Ingham et al., 1989,

1998), there was a significant loss of spines for the parkinsonian rats (6-OHDA), regardless of their dyskinetic state (one-way ANOVA;

*F*_{(2,31)} = 10.42,

*p* < 0.001; parkinsonian significantly reduced compared with controls,

*p* < 0.001; and dyskinetic

^{+} significantly reduced compared with controls,

*p* = 0.008;

*A*). For the proximal segments of the dendrites, there was a significant loss of spines for the parkinsonian rat, regardless of dyskinetic status (one-way ANOVA;

*F*_{(2,31)} = 8.60,

*p* = 0.001). However, for the dyskinetic

^{+} rats, the spine losses were confined to the proximal segments of MSNs compared with controls (dyskinetic

^{+} significantly reduced compared with controls,

*p* = 0.012;

*A*), but for the parkinsonian rats, both proximal (6-OHDA significantly reduced compared with controls,

*p* = 0.002) and distal spines were lost compared with controls (one-way ANOVA;

*F*_{(2,31)} = 4.982,

*p* = 0.013; 6-OHDA group significantly reduced compared with controls,

*p* = 0.11;

*A*). The distal spine density of dyskinetic

^{+} rats did not differ significantly from controls (dyskinetic

^{+} was not significantly different compared with controls,

*p* > 0.05) and showed no difference with the parkinsonian (6-OHDA) group [trend for dyskinetic

^{+} to have an increase in spine density compared with parkinsonian (6-OHDA) group,

*p* = 0.1]. These data suggest a restoration of spines in the distal branch orders for the dyskinetic

^{+} group only. Finally, the density of mushroom, but not branched or thin, spines (

*B*,

*D*) was significantly greater for the dyskinetic

^{+} rats compared with the parkinsonian group (6-OHDA;

*H*_{(2)} = 21.703,

*p* < 0.001; dyskinetic

^{+} significantly greater than 6-OHDA group,

*p* < 0.05) and control group (dyskinetic

^{+} significantly more than controls,

*p* < 0.05). Neither the length of dendrites (

*C*) nor their surface areas differed between groups (not illustrated).

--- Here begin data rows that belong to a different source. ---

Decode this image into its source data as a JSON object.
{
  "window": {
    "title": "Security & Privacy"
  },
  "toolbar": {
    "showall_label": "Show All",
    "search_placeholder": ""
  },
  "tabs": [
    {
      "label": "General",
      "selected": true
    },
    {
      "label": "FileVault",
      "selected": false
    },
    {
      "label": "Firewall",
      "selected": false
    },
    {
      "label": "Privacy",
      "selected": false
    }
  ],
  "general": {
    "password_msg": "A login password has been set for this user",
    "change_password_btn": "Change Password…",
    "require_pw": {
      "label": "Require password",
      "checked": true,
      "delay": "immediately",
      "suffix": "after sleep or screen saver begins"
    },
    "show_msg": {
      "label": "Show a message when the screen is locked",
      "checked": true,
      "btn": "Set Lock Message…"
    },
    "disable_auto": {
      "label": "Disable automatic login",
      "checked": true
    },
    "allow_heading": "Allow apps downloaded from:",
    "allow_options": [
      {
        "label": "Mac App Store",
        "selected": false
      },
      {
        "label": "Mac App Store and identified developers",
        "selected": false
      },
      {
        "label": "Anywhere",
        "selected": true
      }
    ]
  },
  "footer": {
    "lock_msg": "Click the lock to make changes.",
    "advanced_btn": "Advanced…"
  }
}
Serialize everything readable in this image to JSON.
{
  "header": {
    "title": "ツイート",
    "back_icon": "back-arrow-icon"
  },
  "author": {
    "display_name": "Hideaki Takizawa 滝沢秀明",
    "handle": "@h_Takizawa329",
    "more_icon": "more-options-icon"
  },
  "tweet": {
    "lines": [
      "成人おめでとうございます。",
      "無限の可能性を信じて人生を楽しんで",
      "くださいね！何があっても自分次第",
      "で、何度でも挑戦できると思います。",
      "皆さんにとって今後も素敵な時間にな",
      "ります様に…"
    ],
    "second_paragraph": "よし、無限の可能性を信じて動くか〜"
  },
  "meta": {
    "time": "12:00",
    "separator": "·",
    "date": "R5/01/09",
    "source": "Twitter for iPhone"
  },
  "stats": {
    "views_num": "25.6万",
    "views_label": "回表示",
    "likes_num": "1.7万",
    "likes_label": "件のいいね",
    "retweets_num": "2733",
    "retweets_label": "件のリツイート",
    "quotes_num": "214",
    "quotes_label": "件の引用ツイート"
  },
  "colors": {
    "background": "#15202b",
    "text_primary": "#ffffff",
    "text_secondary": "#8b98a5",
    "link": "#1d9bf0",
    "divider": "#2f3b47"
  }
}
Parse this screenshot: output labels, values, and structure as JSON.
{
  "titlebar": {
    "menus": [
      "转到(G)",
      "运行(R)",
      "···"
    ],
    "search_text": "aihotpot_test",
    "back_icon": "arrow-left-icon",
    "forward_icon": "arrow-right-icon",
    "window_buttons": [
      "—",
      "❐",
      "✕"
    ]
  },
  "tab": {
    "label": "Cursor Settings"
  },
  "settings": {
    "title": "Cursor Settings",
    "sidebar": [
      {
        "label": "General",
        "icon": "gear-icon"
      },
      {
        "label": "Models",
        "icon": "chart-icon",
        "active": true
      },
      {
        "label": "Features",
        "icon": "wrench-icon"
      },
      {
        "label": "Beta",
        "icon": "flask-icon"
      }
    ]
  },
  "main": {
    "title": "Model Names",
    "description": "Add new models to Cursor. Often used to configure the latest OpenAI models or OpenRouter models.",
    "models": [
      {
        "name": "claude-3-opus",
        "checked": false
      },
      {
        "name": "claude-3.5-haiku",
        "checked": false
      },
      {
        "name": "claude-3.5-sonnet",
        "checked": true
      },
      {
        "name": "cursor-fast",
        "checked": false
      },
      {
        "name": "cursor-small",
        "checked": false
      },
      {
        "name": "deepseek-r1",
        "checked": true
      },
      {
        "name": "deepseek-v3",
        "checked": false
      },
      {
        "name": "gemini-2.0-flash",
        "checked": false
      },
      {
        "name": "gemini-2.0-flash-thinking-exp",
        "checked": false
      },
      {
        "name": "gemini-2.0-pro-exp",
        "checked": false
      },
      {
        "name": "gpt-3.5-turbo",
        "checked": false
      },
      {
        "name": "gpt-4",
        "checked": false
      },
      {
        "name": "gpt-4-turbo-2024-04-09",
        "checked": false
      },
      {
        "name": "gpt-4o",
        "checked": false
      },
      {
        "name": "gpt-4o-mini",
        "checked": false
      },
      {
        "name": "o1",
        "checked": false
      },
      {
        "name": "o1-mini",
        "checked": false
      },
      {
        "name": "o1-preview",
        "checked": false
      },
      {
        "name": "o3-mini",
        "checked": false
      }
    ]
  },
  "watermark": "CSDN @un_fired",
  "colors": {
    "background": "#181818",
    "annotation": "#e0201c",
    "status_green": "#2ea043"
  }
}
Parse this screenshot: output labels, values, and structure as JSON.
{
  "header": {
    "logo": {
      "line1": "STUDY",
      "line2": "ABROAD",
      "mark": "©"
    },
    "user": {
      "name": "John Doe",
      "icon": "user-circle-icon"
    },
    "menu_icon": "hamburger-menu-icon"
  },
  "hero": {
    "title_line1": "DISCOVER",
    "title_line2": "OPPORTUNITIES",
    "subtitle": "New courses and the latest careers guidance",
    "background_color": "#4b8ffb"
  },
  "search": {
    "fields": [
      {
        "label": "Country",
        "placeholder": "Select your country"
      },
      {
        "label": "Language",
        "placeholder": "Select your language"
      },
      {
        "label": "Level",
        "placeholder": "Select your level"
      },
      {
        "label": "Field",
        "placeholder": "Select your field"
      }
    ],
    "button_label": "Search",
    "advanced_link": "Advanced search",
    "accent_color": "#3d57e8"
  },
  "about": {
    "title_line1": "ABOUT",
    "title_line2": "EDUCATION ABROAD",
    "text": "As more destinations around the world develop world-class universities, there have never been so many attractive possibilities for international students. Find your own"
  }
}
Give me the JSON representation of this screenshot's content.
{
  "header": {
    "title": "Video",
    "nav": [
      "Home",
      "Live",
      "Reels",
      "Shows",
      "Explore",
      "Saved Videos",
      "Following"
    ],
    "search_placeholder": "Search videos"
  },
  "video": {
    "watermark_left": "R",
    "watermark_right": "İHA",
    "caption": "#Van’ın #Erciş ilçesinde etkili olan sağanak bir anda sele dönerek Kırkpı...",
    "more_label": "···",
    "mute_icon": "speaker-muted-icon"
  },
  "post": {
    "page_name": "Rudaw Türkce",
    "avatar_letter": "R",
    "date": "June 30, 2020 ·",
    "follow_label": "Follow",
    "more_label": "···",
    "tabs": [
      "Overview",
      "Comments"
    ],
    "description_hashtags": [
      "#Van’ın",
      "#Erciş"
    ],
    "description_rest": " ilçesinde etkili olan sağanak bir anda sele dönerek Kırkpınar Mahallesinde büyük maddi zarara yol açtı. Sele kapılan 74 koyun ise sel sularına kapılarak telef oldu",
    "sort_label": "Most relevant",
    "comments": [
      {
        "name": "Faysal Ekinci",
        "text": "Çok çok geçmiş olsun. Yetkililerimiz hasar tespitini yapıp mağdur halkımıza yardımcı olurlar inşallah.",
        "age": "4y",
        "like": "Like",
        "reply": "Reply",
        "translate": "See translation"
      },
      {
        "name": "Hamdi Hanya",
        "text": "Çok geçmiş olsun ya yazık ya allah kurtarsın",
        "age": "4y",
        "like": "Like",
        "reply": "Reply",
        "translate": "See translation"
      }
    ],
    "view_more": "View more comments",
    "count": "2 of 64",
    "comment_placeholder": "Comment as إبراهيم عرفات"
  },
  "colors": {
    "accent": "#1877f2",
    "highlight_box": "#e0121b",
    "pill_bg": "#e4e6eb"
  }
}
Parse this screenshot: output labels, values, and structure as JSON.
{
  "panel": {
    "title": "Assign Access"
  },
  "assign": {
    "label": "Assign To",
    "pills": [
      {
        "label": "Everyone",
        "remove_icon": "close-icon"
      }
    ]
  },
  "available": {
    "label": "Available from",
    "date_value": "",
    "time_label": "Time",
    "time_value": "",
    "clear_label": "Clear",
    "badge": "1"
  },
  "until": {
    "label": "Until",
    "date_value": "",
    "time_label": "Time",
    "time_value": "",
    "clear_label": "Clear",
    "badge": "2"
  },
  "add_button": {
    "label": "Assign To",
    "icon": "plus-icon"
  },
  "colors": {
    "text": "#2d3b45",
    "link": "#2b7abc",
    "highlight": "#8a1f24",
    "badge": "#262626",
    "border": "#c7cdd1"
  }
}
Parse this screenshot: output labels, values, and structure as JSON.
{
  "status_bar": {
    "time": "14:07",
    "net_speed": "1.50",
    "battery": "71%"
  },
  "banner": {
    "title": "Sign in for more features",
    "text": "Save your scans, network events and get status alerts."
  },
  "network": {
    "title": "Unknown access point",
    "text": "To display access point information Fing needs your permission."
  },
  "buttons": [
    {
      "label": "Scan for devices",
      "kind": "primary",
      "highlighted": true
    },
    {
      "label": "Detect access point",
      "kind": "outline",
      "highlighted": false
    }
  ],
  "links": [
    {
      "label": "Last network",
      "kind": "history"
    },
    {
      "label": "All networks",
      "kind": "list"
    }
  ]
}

The ultrastructural analysis of spines showed that multisynaptic spines were increased in the dyskinetic^{+} rats compared with controls and parkinsonian (6-OHDA) rats (). These differences were significant (one-way ANOVA; main effect of dyskinesia status, *F*_{(2,15)} = 8.969, *p* = 0.004), suggesting that the restoration of VGluT1^{+} axospinous synapses was accommodated, in part, by multiple excitatory inputs onto individual spines. There was no difference in the number of multisynaptic spines between dyskinetic^{−} and parkinsonian l-DOPA-naive (6-OHDA) rats (*p* > 0.05). Furthermore, we estimate that the total number of asymmetric (excitatory) synapses in the control striatum (immunohistochemically labeled and unlabeled) is ~21.6 billion; of these, only 35 million single spines receive more than one contact. The total number of asymmetric (excitatory) synapses in the dyskinetic^{+} striatum (immunohistochemically labeled and unlabeled) is ~15 billion, but, in contrast, 118 million of these single spines receive at least two of these contacts.

| **Table 3.**Stereological estimates of spines |